If you are having difficulty keeping both eyes open, rather than closing one eye, a common tip is to tape/opaque the lens of your protective glasses over the non dominant eye. This helps you keep BOTH EYES open and eliminates the struggle of shifting focus from eye to eye. It also minimizes the time and distraction of regaining focus, along with the changes for light adjustment your pupil goes through when you open the eye you had closed.
Bottom line, you need to develop a style that will allow you to adapt to your own unique challenges and help you become an accurate and safe shooter. Once you have settled in to a habit, it will be harder to break than if you work on establishing good practices from the start.
I am right handed and right eye dominant. I had corrective lasix surgery over a decade ago which resulted in an unintentional “up close and personal” experience of monovision as my eyes healed. My left eye has better distance vision, and my right eye is slightly near sighted. I tried taping off a lens, but found it interfered with my ability to focus on the far away target!

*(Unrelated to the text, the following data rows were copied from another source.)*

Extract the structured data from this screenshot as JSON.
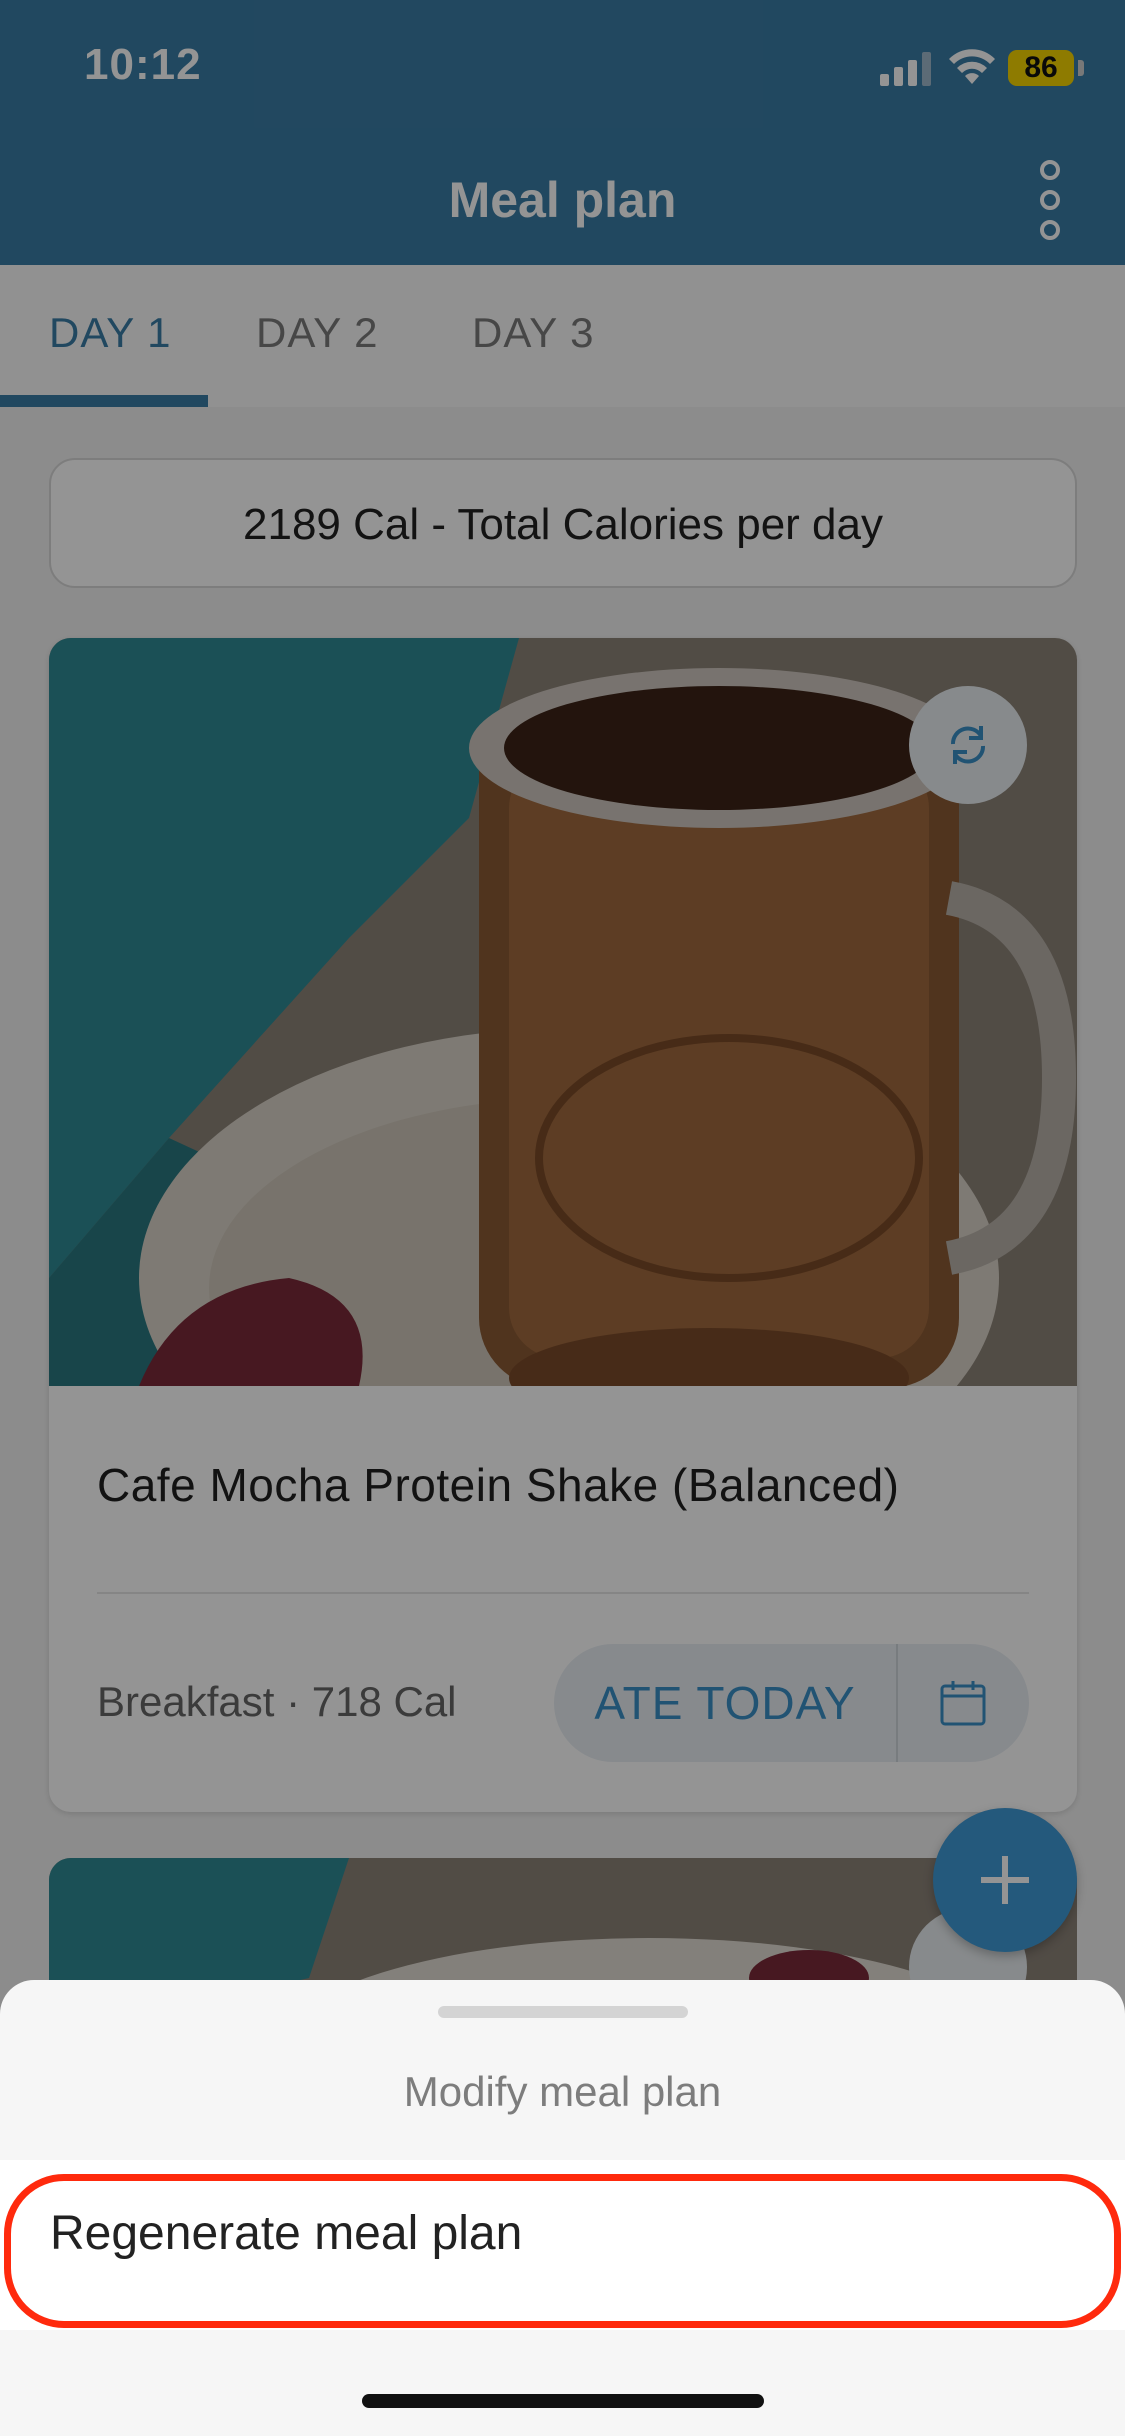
{
  "status_bar": {
    "time": "10:12",
    "battery": "86",
    "icons": [
      "cellular-signal-icon",
      "wifi-icon",
      "battery-icon"
    ]
  },
  "header": {
    "title": "Meal plan",
    "menu_icon": "more-vertical-icon"
  },
  "tabs": [
    {
      "label": "DAY 1",
      "active": true
    },
    {
      "label": "DAY 2",
      "active": false
    },
    {
      "label": "DAY 3",
      "active": false
    }
  ],
  "summary": {
    "text": "2189 Cal - Total Calories per day"
  },
  "meal_card": {
    "title": "Cafe Mocha Protein Shake (Balanced)",
    "meta": "Breakfast · 718 Cal",
    "ate_today_label": "ATE TODAY",
    "swap_icon": "swap-icon",
    "calendar_icon": "calendar-icon"
  },
  "fab": {
    "icon": "plus-icon"
  },
  "sheet": {
    "title": "Modify meal plan",
    "actions": [
      {
        "label": "Regenerate meal plan"
      }
    ]
  },
  "colors": {
    "brand": "#3a7ca6",
    "accent": "#3a8fc7",
    "fab": "#3f9ad6",
    "highlight": "#ff2a0d",
    "battery": "#f5d400"
  }
}
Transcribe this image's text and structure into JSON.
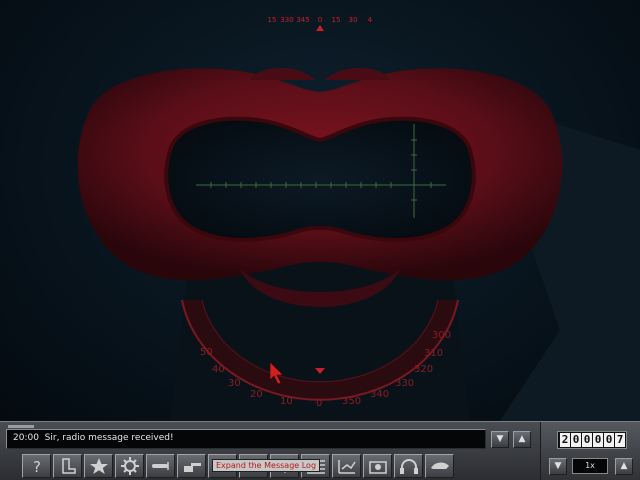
{
  "compass": {
    "labels": [
      "15",
      "330",
      "345",
      "0",
      "15",
      "30",
      "4"
    ]
  },
  "dial": {
    "labels": [
      "50",
      "40",
      "30",
      "20",
      "10",
      "0",
      "350",
      "340",
      "330",
      "320",
      "310",
      "300"
    ]
  },
  "message_log": {
    "time": "20:00",
    "message": "Sir, radio message received!",
    "scroll_down_icon": "triangle-down-icon",
    "scroll_up_icon": "triangle-up-icon"
  },
  "toolbar": {
    "tools": [
      "help-icon",
      "periscope-icon",
      "star-icon",
      "gear-icon",
      "torpedo-icon",
      "deck-gun-icon",
      "binoculars-icon",
      "ship-icon",
      "list-icon",
      "chart-icon",
      "radio-icon",
      "headphones-icon",
      "officer-cap-icon"
    ],
    "tooltip": "Expand the Message Log"
  },
  "time_panel": {
    "digits": [
      "2",
      "0",
      "0",
      "0",
      "0",
      "7"
    ],
    "time_compression": "1x"
  },
  "colors": {
    "accent_red": "#c8202a",
    "crosshair_green": "#3c6b3a"
  }
}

I find there are days that I shoot better if I close my left eye while gaining a sight picture, and other days when I can more successfully leave both open. I haven’t given up trying to shoot with both eyes open as my ultimate goal, so I just keep working at it.
When at a range or in a class, you should and will undoubtedly hear “Eyes and Ears” continually yelled or reminded prior to commencing range live firing. This applies universally to all age groups who shoot. Proper eye protection is of supreme importance.
Firing a handgun – whether revolver or semi auto – involves projectiles. The bullet is the most commonly one thought of. But the action of firing a bullet involves controlled explosion. Gasses, minute pieces of slivered or molten metal, bullet casings, and potential for catastrophic failure of the gun and casing make eye protection mandatory.
There are many eye protection solutions available off the shelf at retail sporting goods stores and online. They come in a wide variety of material, tinting, shapes, and prices. We’ve already discussed prescription lenses and wearing them while shooting. If you are dependent on reading glasses for up close work, you can get protective bifocal reading glasses in a variety of tints and styles off-the-shelf at Cabelas and online at many sporting goods stores and sites.
Your vision is precious, necessary, and fragile. No need to foolishly take chances by not always wearing eye protection while practicing.
Coming nextpost: Part 2 of “Eyes and Ears” and the Mature Shooter where we’ll talk about EARS!
Happy and Safe Shooting!